Let's take a moment to talk about our wonderful, albeit, silent heroes: Oceans and Forests. These two have borne the brunt of our fossil fuel consumption bravely, serving as essential carbon sinks. In essence, they have been scrubbing some of our CO2 emissions clean.
However, their capacity for this vital service is not unlimited. As we pile on more CO2 into the atmosphere, these poor souls are reaching their breaking points. Our oceans, having absorbed considerable CO2, are becoming more acidic, causing harm to marine life, especially shellfish and coral reefs. And our forests? Well, when the world heats up, we have more frequent and intense forest fires, which not only reduce the number of trees but also release the stored carbon back into the atmosphere. It's a losing battle if we don't reduce our fossil fuel usage.

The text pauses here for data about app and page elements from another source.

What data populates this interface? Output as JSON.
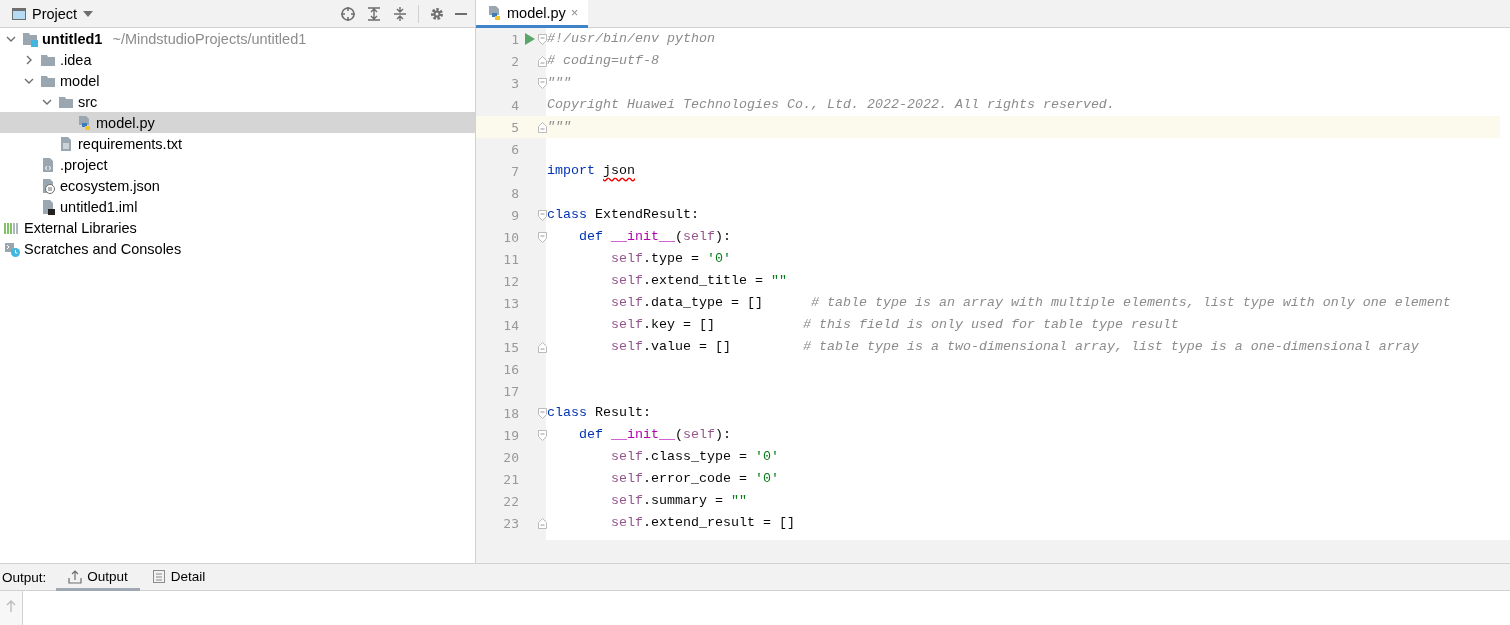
{
  "project_panel": {
    "title": "Project",
    "toolbar": [
      {
        "kind": "locate"
      },
      {
        "kind": "expand-all"
      },
      {
        "kind": "collapse-all"
      },
      {
        "kind": "settings"
      },
      {
        "kind": "minimize"
      }
    ],
    "tree": [
      {
        "name": "untitled1",
        "hint": "~/MindstudioProjects/untitled1",
        "kind": "module",
        "bold": true,
        "expanded": true,
        "selected": false,
        "children": [
          {
            "name": ".idea",
            "kind": "folder",
            "expanded": false,
            "selected": false
          },
          {
            "name": "model",
            "kind": "folder",
            "expanded": true,
            "selected": false,
            "children": [
              {
                "name": "src",
                "kind": "folder",
                "expanded": true,
                "selected": false,
                "children": [
                  {
                    "name": "model.py",
                    "kind": "python",
                    "selected": true
                  }
                ]
              },
              {
                "name": "requirements.txt",
                "kind": "text",
                "selected": false
              }
            ]
          },
          {
            "name": ".project",
            "kind": "xml",
            "selected": false
          },
          {
            "name": "ecosystem.json",
            "kind": "json",
            "selected": false
          },
          {
            "name": "untitled1.iml",
            "kind": "iml",
            "selected": false
          }
        ]
      },
      {
        "name": "External Libraries",
        "kind": "libraries",
        "selected": false
      },
      {
        "name": "Scratches and Consoles",
        "kind": "scratches",
        "selected": false
      }
    ]
  },
  "editor": {
    "tabs": [
      {
        "label": "model.py",
        "close": "×",
        "selected": true
      }
    ],
    "lines": [
      {
        "number": "1",
        "run": true,
        "fold_marker": {
          "kind": "start"
        },
        "tokens": [
          {
            "kind": "comment",
            "text": "#!/usr/bin/env python"
          }
        ]
      },
      {
        "number": "2",
        "fold_marker": {
          "kind": "end"
        },
        "tokens": [
          {
            "kind": "comment",
            "text": "# coding=utf-8"
          }
        ]
      },
      {
        "number": "3",
        "fold_marker": {
          "kind": "start"
        },
        "tokens": [
          {
            "kind": "comment",
            "text": "\"\"\""
          }
        ]
      },
      {
        "number": "4",
        "tokens": [
          {
            "kind": "comment",
            "text": "Copyright Huawei Technologies Co., Ltd. 2022-2022. All rights reserved."
          }
        ]
      },
      {
        "number": "5",
        "fold_marker": {
          "kind": "end"
        },
        "current": true,
        "tokens": [
          {
            "kind": "comment",
            "text": "\"\"\""
          }
        ]
      },
      {
        "number": "6"
      },
      {
        "number": "7",
        "tokens": [
          {
            "kind": "keyword",
            "text": "import "
          },
          {
            "kind": "unresolved",
            "text": "json"
          }
        ]
      },
      {
        "number": "8"
      },
      {
        "number": "9",
        "fold_marker": {
          "kind": "start"
        },
        "tokens": [
          {
            "kind": "keyword",
            "text": "class"
          },
          {
            "kind": "plain",
            "text": " ExtendResult:"
          }
        ]
      },
      {
        "number": "10",
        "fold_marker": {
          "kind": "start"
        },
        "tokens": [
          {
            "kind": "keyword",
            "text": "    def "
          },
          {
            "kind": "magic",
            "text": "__init__"
          },
          {
            "kind": "plain",
            "text": "("
          },
          {
            "kind": "self",
            "text": "self"
          },
          {
            "kind": "plain",
            "text": "):"
          }
        ]
      },
      {
        "number": "11",
        "tokens": [
          {
            "kind": "self",
            "text": "        self"
          },
          {
            "kind": "plain",
            "text": ".type = "
          },
          {
            "kind": "string",
            "text": "'0'"
          }
        ]
      },
      {
        "number": "12",
        "tokens": [
          {
            "kind": "self",
            "text": "        self"
          },
          {
            "kind": "plain",
            "text": ".extend_title = "
          },
          {
            "kind": "string",
            "text": "\"\""
          }
        ]
      },
      {
        "number": "13",
        "tokens": [
          {
            "kind": "self",
            "text": "        self"
          },
          {
            "kind": "plain",
            "text": ".data_type = []      "
          },
          {
            "kind": "comment",
            "text": "# table type is an array with multiple elements, list type with only one element"
          }
        ]
      },
      {
        "number": "14",
        "tokens": [
          {
            "kind": "self",
            "text": "        self"
          },
          {
            "kind": "plain",
            "text": ".key = []           "
          },
          {
            "kind": "comment",
            "text": "# this field is only used for table type result"
          }
        ]
      },
      {
        "number": "15",
        "fold_marker": {
          "kind": "end"
        },
        "tokens": [
          {
            "kind": "self",
            "text": "        self"
          },
          {
            "kind": "plain",
            "text": ".value = []         "
          },
          {
            "kind": "comment",
            "text": "# table type is a two-dimensional array, list type is a one-dimensional array"
          }
        ]
      },
      {
        "number": "16"
      },
      {
        "number": "17"
      },
      {
        "number": "18",
        "fold_marker": {
          "kind": "start"
        },
        "tokens": [
          {
            "kind": "keyword",
            "text": "class"
          },
          {
            "kind": "plain",
            "text": " Result:"
          }
        ]
      },
      {
        "number": "19",
        "fold_marker": {
          "kind": "start"
        },
        "tokens": [
          {
            "kind": "keyword",
            "text": "    def "
          },
          {
            "kind": "magic",
            "text": "__init__"
          },
          {
            "kind": "plain",
            "text": "("
          },
          {
            "kind": "self",
            "text": "self"
          },
          {
            "kind": "plain",
            "text": "):"
          }
        ]
      },
      {
        "number": "20",
        "tokens": [
          {
            "kind": "self",
            "text": "        self"
          },
          {
            "kind": "plain",
            "text": ".class_type = "
          },
          {
            "kind": "string",
            "text": "'0'"
          }
        ]
      },
      {
        "number": "21",
        "tokens": [
          {
            "kind": "self",
            "text": "        self"
          },
          {
            "kind": "plain",
            "text": ".error_code = "
          },
          {
            "kind": "string",
            "text": "'0'"
          }
        ]
      },
      {
        "number": "22",
        "tokens": [
          {
            "kind": "self",
            "text": "        self"
          },
          {
            "kind": "plain",
            "text": ".summary = "
          },
          {
            "kind": "string",
            "text": "\"\""
          }
        ]
      },
      {
        "number": "23",
        "fold_marker": {
          "kind": "end"
        },
        "tokens": [
          {
            "kind": "self",
            "text": "        self"
          },
          {
            "kind": "plain",
            "text": ".extend_result = []"
          }
        ]
      }
    ]
  },
  "output_panel": {
    "label": "Output:",
    "tabs": [
      {
        "label": "Output",
        "selected": true
      },
      {
        "label": "Detail",
        "selected": false
      }
    ]
  }
}
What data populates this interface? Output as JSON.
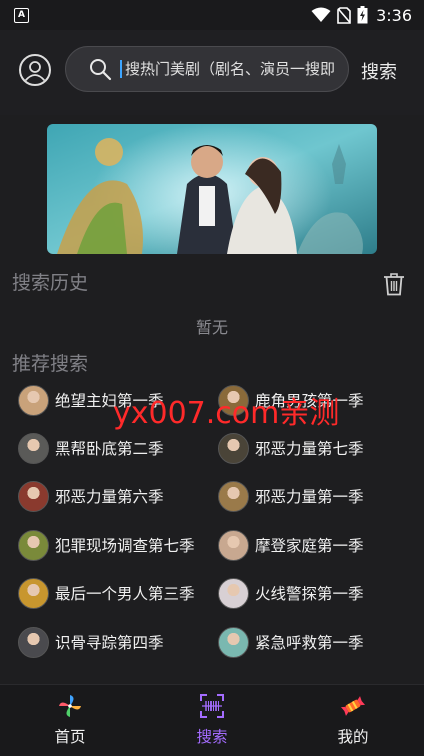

Is it all doom and gloom? Not necessarily. The world has started awakening to this crisis. We are witnessing a surge in renewable energy sectors like wind and solar energy. Smart, energy-efficient products are gracing our markets. It's no longer just a dream to imagine a world powered by clean, green energy.
As citizens of this beautiful planet, we need to ask tough questions of our leaders, push for policies that reign in this carbon menace, and make sustainable lifestyle choices ourselves. I don't want to sound like a broken record, but it's fundamental—reduce, reuse, recycle. It’s our duty to this planet and to the generations yet to come. Let’s build towards a world where fossil fuels are a chapter in the history books rather than the fuel in our engines.
My friends, it's essential to remember that each one of us holds the power to make a difference. We can adapt our lifestyle and consumption patterns to rely less on fossil fuels. The choices we make every day— whether it's choosing to cycle to work instead of driving or opting for a plant-based diet over meat— can have a massive impact when multiplied by the billions of people on this planet.
Global warming due to burning of fossil fuels isn't just an abstract, distant threat. It's real, it's palpable, and it affects all of us, irrespective of who we are or where we come from. It took millions of years for nature to turn old, dead organisms into fossil fuels, and a mere few centuries for us to burn them and raise the Earth’s temperature. It’s a humbling reminder of our actions’ colossal impact. Let's step into the role of responsible global citizens and treat our planet with the respect it truly deserves.